The exciting news I want to tell you – the point of this whole article – is that if you are dealing with gluten intolerance, you might actually be able to eat gluten again! Sure, you have to go to Whole Foods or some other special store to buy spelt flour because it’s weird and who has even ever heard of it. It’s worth it! I made these gorgeously moist muffins, and I’ll be trying bread and pizza dough and cakes and all sorts of other spelt goodness very soon. Since going gluten free, I felt like I had to learn to bake all over again, and frankly, it wasn’t going that well. Although baking isn’t my wheelhouse around The Weary Chef, a food blogger who doesn’t know how to bake is pretty lame.

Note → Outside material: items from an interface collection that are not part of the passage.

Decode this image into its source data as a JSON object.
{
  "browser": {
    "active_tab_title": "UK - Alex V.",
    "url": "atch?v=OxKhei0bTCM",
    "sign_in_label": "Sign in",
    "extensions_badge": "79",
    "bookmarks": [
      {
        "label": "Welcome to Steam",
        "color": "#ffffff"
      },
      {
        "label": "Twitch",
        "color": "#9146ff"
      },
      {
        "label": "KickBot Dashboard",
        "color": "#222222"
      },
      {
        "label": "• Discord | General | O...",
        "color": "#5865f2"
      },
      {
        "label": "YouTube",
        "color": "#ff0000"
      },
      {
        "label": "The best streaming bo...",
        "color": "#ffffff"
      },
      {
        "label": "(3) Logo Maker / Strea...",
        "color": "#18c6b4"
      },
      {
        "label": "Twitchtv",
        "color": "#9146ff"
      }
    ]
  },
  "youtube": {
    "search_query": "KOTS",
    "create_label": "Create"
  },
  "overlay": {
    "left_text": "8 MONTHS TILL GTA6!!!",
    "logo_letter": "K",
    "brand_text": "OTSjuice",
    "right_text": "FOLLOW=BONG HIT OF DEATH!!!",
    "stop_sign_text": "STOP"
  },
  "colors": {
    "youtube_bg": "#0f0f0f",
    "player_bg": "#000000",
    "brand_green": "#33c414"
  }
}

Learning about FODMAP foods and spelt flour has been a very, very good thing.
I hope this information is beneficial to you too. Even if you don’t end up trying spelt flour, if you are GF and still have gluten intolerance symptoms, maybe you’ll find another food on the list that is your trigger. We should all know about FODMAP foods and adjust our diets as needed. I wish you good health and happy baking!
I’ve talked way too long, so now it’s time to get right to the pumpkin muffins. I just want to say a couple quick things about the glaze. I used premade caramel sauce to add the caramel flavor. I would love to tell you about how I caramelized sugar on the stove, but it was 6 am. I just wanted to eat some muffins. You don’t come here for complicated recipes anyway, right? We love easy, and this is it. Another thing about the glaze: You should only glaze as many as you plan to eat that day because it will soak into the muffins after a few hours. The muffins will still taste great, but they won’t have that pretty white coating. Now let’s get to the recipe!
Preheat oven to 400 degrees F. Spray a muffin tin with cooking spray and set aside.
In a large mixing bowl, whisk together egg, oil, cinnamon, ginger, and cloves. Whisk in pumpkin and sugar until smooth. Add flour, baking powder, and salt. Stir just until dry ingredients are incorporated.
Using a spring-loaded disher or a 1/3 c. measuring cup, evenly divide the muffin dough into the muffin pan. Bake in preheated oven for 15-18 minutes, or until toothpick inserted into the largest muffin comes out mostly clean. Transfer from muffin tin to wire rack to cool immediately.
When muffins are cool, you are ready to prepare the glaze. In a small, deep bowl, whisk together powdered sugar, 1 1/2 tbsp. milk, and caramel sauce until very smooth. Glaze should be just thick but just thin enough to drizzle off a spoon. Add up to 1/2 tbsp. more of milk if needed.
Dunk the top of each muffin into the glaze, allowing the excess to drip off before placing muffins on parchment or wax paper. If desired, sprinkle a small amount of coarse salt over the glaze for a salted caramel flavor. Glaze will set in 10-15 minutes (but there’s no harm in eating them immediately except messy fingers).
I love this recipe because all the ingredients are in units of 1 so it is super easy to remember. When it comes to getting breakfast on the table I need something I can throw together pretty quickly and...